When Is a Tennessee Hotel Liable for a Guest’s Slip-and-Fall Accident?
Millions of people visit Tennessee each year on business or vacation. And when you stay in a local hotel or motel, there is a reasonable expectation your room will be safe and free of significant safety hazards. Of course, that is not always the case, and when someone is injured as the result of a hotelier’s negligence, the victim may bring a personal injury claim for premises liability.
Nashville Hotel Owners Face Trial Over Leaky Rooms

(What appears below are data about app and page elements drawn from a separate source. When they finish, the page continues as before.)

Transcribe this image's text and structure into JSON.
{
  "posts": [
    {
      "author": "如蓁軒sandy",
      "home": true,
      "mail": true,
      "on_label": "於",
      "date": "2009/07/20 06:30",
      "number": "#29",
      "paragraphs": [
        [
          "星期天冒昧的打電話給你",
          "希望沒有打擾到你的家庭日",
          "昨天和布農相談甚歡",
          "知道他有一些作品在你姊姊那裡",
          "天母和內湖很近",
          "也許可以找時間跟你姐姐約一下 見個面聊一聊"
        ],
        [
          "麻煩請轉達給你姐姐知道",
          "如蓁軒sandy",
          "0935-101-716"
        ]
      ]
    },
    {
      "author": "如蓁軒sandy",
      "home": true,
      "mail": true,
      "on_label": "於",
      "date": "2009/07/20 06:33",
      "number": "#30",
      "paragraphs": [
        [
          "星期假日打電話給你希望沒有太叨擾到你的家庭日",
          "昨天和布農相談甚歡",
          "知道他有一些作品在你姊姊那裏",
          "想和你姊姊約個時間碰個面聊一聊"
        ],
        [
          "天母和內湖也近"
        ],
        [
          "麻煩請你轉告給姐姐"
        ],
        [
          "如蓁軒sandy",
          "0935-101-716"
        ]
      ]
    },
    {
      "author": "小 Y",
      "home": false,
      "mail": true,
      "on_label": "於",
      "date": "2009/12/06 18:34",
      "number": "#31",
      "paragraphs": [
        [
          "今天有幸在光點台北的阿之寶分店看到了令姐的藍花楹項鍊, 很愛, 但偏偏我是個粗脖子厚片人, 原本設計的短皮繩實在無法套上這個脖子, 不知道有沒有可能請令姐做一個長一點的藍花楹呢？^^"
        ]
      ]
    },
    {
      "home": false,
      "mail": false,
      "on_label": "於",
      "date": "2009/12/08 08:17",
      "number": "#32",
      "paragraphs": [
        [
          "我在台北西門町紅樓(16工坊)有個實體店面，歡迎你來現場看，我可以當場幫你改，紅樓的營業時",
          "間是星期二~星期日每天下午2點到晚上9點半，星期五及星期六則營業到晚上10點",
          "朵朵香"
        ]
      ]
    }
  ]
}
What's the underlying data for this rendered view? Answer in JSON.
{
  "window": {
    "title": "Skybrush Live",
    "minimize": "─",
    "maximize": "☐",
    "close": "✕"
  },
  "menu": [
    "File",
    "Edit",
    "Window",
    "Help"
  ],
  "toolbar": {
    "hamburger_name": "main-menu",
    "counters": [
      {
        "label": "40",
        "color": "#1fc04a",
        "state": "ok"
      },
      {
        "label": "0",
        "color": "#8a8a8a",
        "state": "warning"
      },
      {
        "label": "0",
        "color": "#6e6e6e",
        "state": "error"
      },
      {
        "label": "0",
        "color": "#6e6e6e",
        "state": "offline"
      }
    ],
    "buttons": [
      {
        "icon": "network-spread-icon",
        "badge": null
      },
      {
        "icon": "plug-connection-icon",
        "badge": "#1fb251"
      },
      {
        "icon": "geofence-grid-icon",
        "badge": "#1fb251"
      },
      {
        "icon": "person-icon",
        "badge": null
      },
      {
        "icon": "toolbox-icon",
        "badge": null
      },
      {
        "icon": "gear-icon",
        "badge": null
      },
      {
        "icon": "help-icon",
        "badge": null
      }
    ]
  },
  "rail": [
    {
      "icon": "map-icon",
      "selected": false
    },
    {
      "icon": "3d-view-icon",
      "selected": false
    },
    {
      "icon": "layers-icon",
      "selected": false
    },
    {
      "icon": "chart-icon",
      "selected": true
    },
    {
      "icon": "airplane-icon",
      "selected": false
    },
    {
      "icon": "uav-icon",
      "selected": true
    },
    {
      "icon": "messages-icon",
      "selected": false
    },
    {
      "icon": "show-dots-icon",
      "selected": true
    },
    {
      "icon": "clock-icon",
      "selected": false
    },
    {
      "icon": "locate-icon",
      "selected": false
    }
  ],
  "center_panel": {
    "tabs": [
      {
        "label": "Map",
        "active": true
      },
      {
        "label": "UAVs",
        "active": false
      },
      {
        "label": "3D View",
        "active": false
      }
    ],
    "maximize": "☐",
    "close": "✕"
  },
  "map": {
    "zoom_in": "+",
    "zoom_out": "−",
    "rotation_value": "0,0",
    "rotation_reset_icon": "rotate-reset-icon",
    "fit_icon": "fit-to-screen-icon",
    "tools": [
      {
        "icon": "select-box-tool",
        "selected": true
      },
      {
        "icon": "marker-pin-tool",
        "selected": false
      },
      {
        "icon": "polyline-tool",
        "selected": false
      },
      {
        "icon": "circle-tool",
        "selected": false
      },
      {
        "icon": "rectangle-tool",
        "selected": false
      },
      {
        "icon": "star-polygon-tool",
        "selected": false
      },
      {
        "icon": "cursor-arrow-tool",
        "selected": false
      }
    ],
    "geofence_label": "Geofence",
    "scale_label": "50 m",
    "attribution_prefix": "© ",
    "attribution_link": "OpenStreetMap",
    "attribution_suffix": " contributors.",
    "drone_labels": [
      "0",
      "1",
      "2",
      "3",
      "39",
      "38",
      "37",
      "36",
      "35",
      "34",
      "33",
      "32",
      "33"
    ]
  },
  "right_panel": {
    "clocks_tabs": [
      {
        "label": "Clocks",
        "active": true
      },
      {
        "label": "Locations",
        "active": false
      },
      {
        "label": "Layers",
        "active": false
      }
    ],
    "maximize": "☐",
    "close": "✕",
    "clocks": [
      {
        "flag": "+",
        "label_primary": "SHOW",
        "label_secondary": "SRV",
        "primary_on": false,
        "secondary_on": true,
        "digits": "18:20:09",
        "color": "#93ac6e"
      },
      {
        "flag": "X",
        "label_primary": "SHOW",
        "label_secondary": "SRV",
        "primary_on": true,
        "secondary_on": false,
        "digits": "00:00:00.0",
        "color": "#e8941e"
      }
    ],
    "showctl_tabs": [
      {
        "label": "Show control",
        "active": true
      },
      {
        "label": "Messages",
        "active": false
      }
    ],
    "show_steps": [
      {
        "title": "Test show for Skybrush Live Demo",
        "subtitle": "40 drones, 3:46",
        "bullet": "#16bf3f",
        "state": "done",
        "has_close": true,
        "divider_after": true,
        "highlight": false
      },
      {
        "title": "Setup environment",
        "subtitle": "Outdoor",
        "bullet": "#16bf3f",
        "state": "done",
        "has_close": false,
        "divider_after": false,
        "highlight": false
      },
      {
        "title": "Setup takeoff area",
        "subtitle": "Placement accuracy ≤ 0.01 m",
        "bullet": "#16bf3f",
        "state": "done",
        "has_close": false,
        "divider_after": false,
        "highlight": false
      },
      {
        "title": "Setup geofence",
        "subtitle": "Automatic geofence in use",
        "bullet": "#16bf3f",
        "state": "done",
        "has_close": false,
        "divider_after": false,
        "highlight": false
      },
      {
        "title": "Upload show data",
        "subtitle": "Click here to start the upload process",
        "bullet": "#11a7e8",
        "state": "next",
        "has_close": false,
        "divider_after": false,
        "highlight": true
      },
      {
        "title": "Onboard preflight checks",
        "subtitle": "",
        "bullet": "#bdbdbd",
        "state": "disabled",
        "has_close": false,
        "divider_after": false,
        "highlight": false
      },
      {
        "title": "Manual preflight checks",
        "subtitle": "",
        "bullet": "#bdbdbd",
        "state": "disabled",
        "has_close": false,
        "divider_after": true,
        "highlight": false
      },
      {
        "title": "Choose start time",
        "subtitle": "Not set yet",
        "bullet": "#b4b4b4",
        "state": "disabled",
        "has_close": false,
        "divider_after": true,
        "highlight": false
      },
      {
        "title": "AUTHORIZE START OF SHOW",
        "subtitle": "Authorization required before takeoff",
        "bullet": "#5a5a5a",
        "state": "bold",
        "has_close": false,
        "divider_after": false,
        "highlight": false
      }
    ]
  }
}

Keep in mind that no property owner, not even a hotelier, is automatically liable for every injury that occurs on their premises. Among other things, Tennessee law requires proof causation–that is to say, the hotelier’s negligence led to the accident that caused the victim’s injuries. In some cases, the evidence may show the hotelier created or caused the hazard itself; in others, it may be the hotelier had “actual or constructive” notice of a hazard created by someone else that it failed to properly remedy.
Here is an illustration of what courts look for in these cases. This is taken from a recent decision in a pending federal lawsuit, Seymour v. LQ Management, LLC. Federal courts often hear personal injury claims when the parties are citizens of different states, e.g. a Virginia resident sues a Tennessee corporation. But the federal judge will apply the substantive law of the forum state, i.e. where the alleged injury took place.
In this particular case, the plaintiff traveled to Tennessee and stayed at a La Quinta Inn and Suites in Franklin. During his stay, the plaintiff allegedly slipped and fell on a wet floor in his hotel room, which was Room 103. He subsequently sued the hotel’s owner, alleging its negligence caused the wet floor.
The defendants deny causing the wet floor or having actual or constructive knowledge of the hazard prior to the accident. On this basis the defense filed a motion for summary judgment, arguing the plaintiff failed to allege sufficient facts to prove causation. The judge overseeing the case denied the motion.
As the judge explained, the plaintiff presented enough evidence to create a “genuine issue” as to causation. Specifically, the judge cited deposition testimony from the hotel’s maintenance supervisor, who said he was aware of a leak in Room 403–the room three floors above the plaintiff’s Room 103–at least 11 days prior to the accident. The judge noted “it stands to reason that by force of gravity, water could make it from the leak in the roof above Room 403 all the way down to Room 103 if—and this is a big ‘if’—it were able to pass downward all the way through the ceilings and floors to Room 103.”
The hotel’s general manager also testified that the leak in Room 403–actually, a leak in the roof above the room-remained for “several months” after the plaintiff’s accident. The manager also confirmed that water had leaked down into Rooms 303 and 203 in the months following the accident, and that it “could have” gone all the way down into Room 103.
Based on all this, the judge said a jury could find the defendants responsible for the plaintiff’s accident.
Contact a Tennessee Personal Injury Lawyer Today
Premises liability claims like the one described above usually require an extensive amount of pre-litigation investigation. This is why it is critical to contact a qualified Nashville personal injury lawyer as soon as possible following an accident. Call the offices of Fox Farley Willis & Burnette, Attorneys at Law, at 866-862-4855 if you need to speak with a lawyer today.